» Available data
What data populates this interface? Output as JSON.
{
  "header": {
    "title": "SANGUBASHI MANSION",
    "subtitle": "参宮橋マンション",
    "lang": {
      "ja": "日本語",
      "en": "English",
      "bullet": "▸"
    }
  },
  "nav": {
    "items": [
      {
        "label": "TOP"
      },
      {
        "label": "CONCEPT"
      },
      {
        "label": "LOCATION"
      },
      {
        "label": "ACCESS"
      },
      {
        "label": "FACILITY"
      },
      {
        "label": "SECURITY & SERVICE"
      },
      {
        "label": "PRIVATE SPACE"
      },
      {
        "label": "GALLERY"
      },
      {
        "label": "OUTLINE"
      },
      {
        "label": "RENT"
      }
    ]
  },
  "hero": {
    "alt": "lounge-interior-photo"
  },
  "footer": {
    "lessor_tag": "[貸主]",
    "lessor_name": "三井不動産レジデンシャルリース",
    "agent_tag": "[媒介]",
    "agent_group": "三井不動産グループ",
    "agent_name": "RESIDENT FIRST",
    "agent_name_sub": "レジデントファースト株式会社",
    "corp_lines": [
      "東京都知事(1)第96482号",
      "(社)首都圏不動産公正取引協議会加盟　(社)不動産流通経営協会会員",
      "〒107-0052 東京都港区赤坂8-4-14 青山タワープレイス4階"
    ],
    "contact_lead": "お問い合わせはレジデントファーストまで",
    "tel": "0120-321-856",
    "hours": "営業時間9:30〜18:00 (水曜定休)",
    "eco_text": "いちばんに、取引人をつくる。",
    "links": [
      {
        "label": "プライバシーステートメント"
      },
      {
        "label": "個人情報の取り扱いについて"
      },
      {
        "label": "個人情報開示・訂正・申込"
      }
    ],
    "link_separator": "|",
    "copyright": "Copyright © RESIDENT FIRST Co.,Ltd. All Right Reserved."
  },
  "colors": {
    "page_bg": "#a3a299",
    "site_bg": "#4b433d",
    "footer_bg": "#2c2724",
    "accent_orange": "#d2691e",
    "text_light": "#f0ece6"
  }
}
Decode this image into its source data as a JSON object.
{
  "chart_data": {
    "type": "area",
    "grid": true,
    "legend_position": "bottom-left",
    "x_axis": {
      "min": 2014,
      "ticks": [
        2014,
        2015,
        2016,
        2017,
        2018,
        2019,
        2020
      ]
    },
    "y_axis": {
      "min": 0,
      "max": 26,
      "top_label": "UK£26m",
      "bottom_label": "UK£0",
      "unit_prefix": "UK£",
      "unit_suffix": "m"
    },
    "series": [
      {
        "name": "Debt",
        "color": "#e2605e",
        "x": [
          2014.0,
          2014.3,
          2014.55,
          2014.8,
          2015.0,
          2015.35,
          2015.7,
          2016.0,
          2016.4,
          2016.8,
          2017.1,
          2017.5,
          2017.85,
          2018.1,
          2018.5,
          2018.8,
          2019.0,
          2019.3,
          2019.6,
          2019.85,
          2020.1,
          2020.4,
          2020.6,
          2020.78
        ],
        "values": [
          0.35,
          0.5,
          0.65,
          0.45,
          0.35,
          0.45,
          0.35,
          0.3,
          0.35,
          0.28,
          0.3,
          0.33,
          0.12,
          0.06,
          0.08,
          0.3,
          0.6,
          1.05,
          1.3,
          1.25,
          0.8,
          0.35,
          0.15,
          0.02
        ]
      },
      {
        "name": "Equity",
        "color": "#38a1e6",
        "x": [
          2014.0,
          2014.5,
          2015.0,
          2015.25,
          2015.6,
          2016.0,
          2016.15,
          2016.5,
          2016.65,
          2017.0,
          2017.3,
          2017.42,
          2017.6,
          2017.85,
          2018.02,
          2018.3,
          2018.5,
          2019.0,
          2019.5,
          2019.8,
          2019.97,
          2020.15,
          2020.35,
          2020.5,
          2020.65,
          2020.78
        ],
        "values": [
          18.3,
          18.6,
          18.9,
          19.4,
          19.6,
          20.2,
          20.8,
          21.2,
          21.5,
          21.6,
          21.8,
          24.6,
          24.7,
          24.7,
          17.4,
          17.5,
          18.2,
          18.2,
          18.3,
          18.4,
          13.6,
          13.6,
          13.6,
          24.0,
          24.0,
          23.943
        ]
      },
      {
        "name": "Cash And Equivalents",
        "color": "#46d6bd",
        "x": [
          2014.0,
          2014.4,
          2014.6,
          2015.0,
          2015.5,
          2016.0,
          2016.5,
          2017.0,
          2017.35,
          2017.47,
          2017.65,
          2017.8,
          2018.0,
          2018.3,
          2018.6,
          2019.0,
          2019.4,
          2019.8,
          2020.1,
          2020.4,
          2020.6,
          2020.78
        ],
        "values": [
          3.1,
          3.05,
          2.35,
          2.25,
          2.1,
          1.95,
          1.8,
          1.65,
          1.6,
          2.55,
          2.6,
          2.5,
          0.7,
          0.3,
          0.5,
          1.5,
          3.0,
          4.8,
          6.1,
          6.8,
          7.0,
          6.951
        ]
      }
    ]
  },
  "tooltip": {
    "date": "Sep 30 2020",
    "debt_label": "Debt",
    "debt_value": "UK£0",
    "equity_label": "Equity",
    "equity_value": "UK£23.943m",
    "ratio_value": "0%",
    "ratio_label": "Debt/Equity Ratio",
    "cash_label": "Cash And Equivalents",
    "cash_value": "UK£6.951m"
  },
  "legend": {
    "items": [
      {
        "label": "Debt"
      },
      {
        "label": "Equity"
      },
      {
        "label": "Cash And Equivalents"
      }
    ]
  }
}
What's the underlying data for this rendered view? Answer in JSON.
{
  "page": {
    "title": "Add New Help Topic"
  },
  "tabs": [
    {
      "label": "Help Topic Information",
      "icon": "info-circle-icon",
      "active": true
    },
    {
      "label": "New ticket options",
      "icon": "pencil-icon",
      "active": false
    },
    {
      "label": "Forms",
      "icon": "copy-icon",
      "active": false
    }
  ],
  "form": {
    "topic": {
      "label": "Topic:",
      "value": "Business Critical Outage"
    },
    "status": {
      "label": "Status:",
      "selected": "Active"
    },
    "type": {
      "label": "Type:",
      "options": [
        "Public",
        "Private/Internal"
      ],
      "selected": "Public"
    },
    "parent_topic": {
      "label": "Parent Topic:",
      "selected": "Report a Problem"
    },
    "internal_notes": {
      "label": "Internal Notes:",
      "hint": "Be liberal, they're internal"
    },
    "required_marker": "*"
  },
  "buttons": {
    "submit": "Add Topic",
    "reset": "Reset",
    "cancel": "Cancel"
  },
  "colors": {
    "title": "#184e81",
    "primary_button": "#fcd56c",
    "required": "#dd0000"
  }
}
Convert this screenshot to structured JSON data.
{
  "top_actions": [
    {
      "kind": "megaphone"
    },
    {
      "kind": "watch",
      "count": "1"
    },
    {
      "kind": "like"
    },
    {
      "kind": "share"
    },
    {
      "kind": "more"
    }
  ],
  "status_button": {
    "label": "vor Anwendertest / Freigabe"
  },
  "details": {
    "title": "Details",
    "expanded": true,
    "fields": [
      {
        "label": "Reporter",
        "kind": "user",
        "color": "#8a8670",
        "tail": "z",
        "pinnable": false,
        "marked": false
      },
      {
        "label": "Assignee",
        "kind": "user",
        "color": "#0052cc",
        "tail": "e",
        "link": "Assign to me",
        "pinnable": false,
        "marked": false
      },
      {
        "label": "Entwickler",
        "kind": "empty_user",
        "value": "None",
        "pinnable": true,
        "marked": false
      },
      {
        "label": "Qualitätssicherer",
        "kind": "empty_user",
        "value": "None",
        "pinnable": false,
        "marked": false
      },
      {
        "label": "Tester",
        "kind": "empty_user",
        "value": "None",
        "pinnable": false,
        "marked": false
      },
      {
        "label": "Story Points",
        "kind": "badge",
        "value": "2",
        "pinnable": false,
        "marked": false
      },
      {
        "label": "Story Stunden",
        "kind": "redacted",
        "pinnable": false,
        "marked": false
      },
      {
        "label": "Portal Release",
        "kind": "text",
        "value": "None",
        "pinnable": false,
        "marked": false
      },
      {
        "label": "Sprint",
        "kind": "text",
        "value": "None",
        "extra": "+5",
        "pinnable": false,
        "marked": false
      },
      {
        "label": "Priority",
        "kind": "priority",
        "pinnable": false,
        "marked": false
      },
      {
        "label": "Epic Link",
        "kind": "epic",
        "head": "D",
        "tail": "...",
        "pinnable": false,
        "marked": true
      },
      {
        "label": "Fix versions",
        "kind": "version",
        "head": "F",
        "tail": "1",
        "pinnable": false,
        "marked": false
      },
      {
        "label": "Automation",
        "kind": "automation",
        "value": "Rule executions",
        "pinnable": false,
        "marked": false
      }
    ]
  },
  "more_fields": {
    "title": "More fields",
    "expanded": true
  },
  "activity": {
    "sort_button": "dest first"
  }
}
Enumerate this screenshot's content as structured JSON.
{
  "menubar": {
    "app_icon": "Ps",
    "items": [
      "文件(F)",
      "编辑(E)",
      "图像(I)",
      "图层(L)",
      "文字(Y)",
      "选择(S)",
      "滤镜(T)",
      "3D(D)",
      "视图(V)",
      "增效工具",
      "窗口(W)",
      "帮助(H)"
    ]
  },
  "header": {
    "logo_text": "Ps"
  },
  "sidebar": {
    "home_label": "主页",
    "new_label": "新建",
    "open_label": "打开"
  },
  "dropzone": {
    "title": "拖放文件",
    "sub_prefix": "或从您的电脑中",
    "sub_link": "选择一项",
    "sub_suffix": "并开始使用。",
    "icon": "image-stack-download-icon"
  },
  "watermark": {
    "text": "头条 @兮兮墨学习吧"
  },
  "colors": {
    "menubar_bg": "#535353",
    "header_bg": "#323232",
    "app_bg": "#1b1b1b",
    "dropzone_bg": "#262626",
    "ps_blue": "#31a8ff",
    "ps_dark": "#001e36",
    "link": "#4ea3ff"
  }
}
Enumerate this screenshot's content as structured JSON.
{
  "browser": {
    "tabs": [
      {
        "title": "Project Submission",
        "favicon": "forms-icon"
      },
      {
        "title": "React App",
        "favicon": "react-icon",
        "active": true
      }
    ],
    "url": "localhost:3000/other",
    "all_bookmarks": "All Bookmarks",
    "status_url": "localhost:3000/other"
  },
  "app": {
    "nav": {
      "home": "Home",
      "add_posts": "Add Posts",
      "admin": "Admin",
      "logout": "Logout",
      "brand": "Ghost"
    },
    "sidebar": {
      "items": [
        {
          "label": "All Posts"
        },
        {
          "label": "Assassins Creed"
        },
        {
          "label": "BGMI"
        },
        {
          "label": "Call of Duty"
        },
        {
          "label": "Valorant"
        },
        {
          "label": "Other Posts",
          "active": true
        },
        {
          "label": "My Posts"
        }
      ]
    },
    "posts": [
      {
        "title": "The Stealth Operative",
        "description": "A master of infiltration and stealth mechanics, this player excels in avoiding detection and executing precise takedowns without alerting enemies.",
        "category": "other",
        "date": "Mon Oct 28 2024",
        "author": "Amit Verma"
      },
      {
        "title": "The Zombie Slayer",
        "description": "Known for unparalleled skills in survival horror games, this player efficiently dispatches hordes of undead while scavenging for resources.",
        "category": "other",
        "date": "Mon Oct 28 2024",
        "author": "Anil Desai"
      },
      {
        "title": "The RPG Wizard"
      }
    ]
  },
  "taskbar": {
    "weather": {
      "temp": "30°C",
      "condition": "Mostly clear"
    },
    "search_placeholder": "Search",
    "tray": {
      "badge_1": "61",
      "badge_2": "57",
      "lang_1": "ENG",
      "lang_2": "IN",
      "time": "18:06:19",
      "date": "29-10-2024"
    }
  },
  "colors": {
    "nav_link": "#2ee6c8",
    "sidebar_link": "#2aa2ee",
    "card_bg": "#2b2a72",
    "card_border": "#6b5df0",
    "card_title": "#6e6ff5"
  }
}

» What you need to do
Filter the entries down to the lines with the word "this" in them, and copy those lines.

» The completed task
What data populates this interface? Output as JSON.
Decode this image into its source data as a JSON object.
What's the underlying data for this rendered view? Answer in JSON.
Convert this screenshot to structured JSON data.
Enumerate this screenshot's content as structured JSON.
Enumerate this screenshot's content as structured JSON.
        "description": "A master of infiltration and stealth mechanics, this player excels in avoiding detection and executing precise takedowns without alerting enemies.",
        "description": "Known for unparalleled skills in survival horror games, this player efficiently dispatches hordes of undead while scavenging for resources.",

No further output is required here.